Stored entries
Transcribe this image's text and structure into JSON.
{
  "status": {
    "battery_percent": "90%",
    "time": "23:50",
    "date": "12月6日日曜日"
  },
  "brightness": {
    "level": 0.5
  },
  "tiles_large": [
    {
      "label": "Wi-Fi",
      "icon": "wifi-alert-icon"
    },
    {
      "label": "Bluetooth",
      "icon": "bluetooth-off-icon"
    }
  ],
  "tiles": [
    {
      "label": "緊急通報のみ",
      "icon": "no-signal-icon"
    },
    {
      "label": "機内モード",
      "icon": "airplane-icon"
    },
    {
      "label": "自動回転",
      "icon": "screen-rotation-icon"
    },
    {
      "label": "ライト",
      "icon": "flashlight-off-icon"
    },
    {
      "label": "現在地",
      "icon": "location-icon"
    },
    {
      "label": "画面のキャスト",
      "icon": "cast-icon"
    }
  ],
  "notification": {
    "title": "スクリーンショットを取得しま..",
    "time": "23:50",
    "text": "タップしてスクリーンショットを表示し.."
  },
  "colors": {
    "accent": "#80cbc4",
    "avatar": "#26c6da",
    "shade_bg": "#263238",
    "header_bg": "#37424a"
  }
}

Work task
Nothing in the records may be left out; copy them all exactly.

Your response
Transcribe this image's text and structure into JSON.
{
  "status": {
    "battery_percent": "90%",
    "time": "23:50",
    "date": "12月6日日曜日"
  },
  "brightness": {
    "level": 0.5
  },
  "tiles_large": [
    {
      "label": "Wi-Fi",
      "icon": "wifi-alert-icon"
    },
    {
      "label": "Bluetooth",
      "icon": "bluetooth-off-icon"
    }
  ],
  "tiles": [
    {
      "label": "緊急通報のみ",
      "icon": "no-signal-icon"
    },
    {
      "label": "機内モード",
      "icon": "airplane-icon"
    },
    {
      "label": "自動回転",
      "icon": "screen-rotation-icon"
    },
    {
      "label": "ライト",
      "icon": "flashlight-off-icon"
    },
    {
      "label": "現在地",
      "icon": "location-icon"
    },
    {
      "label": "画面のキャスト",
      "icon": "cast-icon"
    }
  ],
  "notification": {
    "title": "スクリーンショットを取得しま..",
    "time": "23:50",
    "text": "タップしてスクリーンショットを表示し.."
  },
  "colors": {
    "accent": "#80cbc4",
    "avatar": "#26c6da",
    "shade_bg": "#263238",
    "header_bg": "#37424a"
  }
}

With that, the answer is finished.